Your instructions: Repeat the listing that follows exactly, please.

━━━━━━━━━━━━━━━━━━━━

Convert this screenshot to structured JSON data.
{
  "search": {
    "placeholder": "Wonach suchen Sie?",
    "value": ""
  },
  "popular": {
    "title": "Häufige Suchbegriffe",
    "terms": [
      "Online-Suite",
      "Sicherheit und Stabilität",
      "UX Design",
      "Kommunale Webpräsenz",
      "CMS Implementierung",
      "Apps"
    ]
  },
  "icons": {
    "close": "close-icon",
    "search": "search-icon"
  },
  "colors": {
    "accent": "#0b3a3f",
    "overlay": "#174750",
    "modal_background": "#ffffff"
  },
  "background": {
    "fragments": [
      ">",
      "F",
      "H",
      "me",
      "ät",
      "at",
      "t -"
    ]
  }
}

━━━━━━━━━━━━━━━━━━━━

Output of the task:
Convert this screenshot to structured JSON data.
{
  "search": {
    "placeholder": "Wonach suchen Sie?",
    "value": ""
  },
  "popular": {
    "title": "Häufige Suchbegriffe",
    "terms": [
      "Online-Suite",
      "Sicherheit und Stabilität",
      "UX Design",
      "Kommunale Webpräsenz",
      "CMS Implementierung",
      "Apps"
    ]
  },
  "icons": {
    "close": "close-icon",
    "search": "search-icon"
  },
  "colors": {
    "accent": "#0b3a3f",
    "overlay": "#174750",
    "modal_background": "#ffffff"
  },
  "background": {
    "fragments": [
      ">",
      "F",
      "H",
      "me",
      "ät",
      "at",
      "t -"
    ]
  }
}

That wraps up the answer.